It’s almost as if each author made a promise that you would not leave their “class” with any questions being left unanswered. That’s how in-depth the chapters are to me. The new Smashing Magazine book is outstanding. If you're designing or building responsive websites, it's a must-buy. Smashing Book #5 is now your RWD bible. Stop searching, buy this book, and spend a weekend filling your brain with the most useful, technical information on RWD you can find anywhere.—Paul Scrivens, “Smashing Book #5, A Review”
“Smashing Magazine’s fifth book is everything I've come to expect from the productions of Freiburg’s finest: Extensive, in-depth and beautifully rendered. But best of all it is wise; unafraid to step back from technicalities and take in the bigger picture. This isn’t just a book about how to do responsive design, but about what it really is and what it really means. So many web design books are mere manuals. This is a great deal more.”—Heydon Pickering
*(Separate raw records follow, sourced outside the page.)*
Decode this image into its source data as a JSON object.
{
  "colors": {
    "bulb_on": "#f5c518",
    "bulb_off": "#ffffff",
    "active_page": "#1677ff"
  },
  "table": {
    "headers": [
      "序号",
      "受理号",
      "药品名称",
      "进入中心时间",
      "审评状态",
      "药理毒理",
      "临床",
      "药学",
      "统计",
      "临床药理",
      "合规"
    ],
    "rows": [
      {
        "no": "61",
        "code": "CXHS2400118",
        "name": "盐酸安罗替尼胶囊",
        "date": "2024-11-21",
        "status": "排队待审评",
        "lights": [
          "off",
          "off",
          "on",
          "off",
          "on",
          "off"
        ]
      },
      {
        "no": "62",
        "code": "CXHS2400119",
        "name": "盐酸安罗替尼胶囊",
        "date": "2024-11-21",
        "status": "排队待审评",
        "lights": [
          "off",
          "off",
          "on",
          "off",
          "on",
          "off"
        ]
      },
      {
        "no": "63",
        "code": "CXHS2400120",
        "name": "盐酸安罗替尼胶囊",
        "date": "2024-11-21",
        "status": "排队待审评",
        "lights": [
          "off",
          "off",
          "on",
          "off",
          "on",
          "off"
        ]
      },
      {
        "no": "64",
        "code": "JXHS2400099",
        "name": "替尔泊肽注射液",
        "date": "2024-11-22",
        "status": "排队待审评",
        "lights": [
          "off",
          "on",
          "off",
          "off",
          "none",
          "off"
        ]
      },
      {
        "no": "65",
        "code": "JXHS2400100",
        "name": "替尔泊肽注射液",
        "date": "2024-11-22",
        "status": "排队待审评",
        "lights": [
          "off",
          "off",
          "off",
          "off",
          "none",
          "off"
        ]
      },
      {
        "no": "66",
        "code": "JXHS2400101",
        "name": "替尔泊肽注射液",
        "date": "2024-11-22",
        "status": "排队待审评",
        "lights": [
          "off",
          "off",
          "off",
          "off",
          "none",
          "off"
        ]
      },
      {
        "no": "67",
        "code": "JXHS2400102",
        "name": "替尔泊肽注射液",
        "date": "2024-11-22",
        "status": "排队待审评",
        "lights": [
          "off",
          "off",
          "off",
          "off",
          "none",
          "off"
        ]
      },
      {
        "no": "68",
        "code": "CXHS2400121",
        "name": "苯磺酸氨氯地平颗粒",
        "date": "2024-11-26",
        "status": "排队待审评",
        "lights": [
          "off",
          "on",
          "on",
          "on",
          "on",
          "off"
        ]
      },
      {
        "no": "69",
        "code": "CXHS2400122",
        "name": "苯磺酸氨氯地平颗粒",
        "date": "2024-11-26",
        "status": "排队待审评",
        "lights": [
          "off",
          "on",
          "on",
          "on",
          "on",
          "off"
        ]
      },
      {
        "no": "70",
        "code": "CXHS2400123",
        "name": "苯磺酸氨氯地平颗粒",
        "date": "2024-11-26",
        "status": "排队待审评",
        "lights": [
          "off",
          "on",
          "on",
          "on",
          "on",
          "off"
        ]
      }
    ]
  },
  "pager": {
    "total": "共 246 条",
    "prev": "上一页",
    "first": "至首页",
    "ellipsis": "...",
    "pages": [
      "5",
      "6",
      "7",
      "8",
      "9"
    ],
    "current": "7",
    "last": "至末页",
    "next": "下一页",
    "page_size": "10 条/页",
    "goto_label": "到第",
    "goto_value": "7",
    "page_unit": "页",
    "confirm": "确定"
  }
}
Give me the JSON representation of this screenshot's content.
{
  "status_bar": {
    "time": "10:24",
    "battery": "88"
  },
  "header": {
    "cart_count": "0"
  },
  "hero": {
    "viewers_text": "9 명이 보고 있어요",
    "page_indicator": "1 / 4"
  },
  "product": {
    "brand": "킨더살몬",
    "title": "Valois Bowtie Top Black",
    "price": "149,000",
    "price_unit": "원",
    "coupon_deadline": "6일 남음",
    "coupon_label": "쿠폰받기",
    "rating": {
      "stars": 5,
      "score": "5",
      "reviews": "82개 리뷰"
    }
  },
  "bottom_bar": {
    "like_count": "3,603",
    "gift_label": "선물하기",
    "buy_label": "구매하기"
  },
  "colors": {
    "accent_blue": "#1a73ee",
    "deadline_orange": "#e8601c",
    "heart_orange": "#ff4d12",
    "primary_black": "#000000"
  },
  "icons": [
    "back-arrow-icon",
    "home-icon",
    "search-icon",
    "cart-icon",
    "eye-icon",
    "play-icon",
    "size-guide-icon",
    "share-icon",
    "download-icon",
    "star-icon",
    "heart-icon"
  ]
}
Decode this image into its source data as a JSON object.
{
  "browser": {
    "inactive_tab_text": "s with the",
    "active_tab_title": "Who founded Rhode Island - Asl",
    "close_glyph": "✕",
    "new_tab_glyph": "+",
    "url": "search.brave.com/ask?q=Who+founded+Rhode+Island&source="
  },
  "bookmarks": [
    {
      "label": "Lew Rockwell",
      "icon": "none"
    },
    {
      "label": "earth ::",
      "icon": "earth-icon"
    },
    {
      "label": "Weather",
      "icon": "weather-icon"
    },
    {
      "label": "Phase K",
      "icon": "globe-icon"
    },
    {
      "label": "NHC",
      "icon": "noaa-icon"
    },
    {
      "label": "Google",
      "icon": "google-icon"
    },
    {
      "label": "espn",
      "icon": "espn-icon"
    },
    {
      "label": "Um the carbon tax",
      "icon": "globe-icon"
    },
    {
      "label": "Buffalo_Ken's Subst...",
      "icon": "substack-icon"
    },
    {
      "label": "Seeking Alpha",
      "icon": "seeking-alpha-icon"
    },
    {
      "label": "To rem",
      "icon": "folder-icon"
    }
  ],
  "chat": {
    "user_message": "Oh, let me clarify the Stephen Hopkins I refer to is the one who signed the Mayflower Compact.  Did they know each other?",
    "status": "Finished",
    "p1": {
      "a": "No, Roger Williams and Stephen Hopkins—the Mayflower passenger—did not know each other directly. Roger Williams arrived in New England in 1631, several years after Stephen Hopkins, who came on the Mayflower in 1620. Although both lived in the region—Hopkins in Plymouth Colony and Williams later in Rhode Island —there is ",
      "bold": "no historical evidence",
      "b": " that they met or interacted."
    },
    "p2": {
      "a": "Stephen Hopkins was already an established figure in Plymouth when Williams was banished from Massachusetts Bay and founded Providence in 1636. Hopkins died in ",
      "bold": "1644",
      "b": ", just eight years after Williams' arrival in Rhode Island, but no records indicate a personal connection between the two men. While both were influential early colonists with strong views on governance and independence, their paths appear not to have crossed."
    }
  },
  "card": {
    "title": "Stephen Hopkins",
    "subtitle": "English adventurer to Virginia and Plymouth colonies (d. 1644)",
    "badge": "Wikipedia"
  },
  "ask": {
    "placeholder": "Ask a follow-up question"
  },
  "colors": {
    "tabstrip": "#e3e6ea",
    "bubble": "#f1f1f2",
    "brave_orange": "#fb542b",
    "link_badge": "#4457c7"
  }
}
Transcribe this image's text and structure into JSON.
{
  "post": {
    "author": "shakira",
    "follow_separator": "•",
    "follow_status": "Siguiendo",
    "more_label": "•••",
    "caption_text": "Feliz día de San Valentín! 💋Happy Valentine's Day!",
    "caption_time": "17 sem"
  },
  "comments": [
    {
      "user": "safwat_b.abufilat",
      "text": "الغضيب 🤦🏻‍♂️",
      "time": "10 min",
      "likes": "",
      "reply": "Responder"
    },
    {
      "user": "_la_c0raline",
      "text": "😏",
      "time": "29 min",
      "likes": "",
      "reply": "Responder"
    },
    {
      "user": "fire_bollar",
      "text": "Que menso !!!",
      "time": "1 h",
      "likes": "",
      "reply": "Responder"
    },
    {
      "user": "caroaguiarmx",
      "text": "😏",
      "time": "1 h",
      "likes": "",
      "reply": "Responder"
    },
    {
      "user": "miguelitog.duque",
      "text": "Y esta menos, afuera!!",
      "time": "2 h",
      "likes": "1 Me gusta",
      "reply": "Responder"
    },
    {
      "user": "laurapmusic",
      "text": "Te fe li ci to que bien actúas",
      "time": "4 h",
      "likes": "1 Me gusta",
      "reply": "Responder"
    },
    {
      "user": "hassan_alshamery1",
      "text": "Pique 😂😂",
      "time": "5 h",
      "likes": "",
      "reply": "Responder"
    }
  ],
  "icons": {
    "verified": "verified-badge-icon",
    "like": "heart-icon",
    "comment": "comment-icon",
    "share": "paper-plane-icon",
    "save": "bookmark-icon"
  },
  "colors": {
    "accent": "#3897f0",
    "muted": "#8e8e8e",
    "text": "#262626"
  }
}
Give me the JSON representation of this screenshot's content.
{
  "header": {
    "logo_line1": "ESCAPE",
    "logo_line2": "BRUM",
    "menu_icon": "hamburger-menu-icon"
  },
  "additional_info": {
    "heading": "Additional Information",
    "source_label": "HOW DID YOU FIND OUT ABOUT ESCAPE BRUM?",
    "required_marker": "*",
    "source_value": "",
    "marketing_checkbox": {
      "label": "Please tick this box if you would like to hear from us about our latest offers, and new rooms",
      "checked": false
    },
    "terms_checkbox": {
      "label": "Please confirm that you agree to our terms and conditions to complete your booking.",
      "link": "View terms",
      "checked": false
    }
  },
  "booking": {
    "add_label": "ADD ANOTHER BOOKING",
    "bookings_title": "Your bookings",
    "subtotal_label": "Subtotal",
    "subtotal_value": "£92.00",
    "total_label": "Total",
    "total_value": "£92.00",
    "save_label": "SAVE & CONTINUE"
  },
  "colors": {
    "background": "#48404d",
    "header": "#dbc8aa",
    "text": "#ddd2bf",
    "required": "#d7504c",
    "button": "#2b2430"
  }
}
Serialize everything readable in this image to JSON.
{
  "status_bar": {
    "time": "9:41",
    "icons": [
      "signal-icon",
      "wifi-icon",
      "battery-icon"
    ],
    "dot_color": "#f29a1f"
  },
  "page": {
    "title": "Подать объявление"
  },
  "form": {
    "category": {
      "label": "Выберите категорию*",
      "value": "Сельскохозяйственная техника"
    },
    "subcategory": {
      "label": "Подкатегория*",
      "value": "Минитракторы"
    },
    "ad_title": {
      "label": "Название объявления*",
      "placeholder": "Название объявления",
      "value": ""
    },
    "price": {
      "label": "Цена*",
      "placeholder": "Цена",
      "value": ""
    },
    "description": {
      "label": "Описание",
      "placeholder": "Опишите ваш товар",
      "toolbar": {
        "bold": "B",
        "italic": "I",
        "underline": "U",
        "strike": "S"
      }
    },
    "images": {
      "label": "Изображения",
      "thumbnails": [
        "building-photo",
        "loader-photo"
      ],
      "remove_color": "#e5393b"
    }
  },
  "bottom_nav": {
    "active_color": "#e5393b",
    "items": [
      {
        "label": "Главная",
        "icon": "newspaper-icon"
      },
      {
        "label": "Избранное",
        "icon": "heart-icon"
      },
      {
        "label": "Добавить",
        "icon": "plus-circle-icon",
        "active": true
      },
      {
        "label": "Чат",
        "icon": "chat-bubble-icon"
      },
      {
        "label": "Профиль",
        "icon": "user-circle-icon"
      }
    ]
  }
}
A few years ago, my wife and I pushed Microsoft to embrace responsive design. Selling responsive design to an organization like Microsoft isn’t easy: it takes not only tact and diplomacy to overcome the inertia of habit and fear, but also a brand new skill set. For the latter, we did what we felt was best at the time—we pointed everyone at Ethan’s book, Responsive Web Design, and sheepishly nudged, “There’s more information about Responsive Design on the Internet.” Today, we’d have given each of them a copy of Real-Life Responsive Web Design instead of telling them to just “google it”.—Nishant Kothary, MINKY (and former Microsoft Web Strategist who championed Microsoft’s responsive home page)
The chapters of the book are complimentary to each other, so the entire book is a collection of topics that go extremely well together, giving you a set of diverse topics that are sure to come in handy for any responsive design project you work on.—Sara Soueidan , “Chapter 4, Smashing Book 5”
It’s not often I read a book twice but I’ll definitely be going back to re-read these chapters. They’re packed. So, good book? Yes, very good!—David Bushell , “Real-Life Responsive Web Design”
The book itself is a monster, a beautiful monster. At nearly 600 pages, printed in hardback with glorious typography and beautiful illustrations, it's one of the most eye-catching web-dev books I've ever read.—Matt Hill , “Chapter 4, Smashing Book 5”
Reading the new Smashing book, which is timely as I'm spritifying some SVGs, and it's easier than flying @SaraSoueidan over to do it for me.— Bruce Lawson
There is a chapter on SVG for RWD by Sara Soueidan that kind of made me feel stupid, not because of how it was written, that was great, but because it introduced me to so many new things about SVG. What the heck have I been learning all of these years?— Mike Rundle
Smashing Birthday Special: Only Today
Well, we can’t invite you all to our little party, but we’d be more than happy to celebrate our special day with a little birthday special. If you get a printed Smashing Book 5 today, you’ll also get five Smashing eBooks as a gift for your kind support: the Smashing Book 4, The Mobile Book, Mobile Web Handbook and a free eBook with a few chosen articles from the 9 smashing years. Thanks for sticking around all this time. We wouldn’t be Smashing without your kind and generous support.
$39Get the book
Birthday bundle: Print + 5 quality eBooks.
Free worldwide shipping. Only for 24h.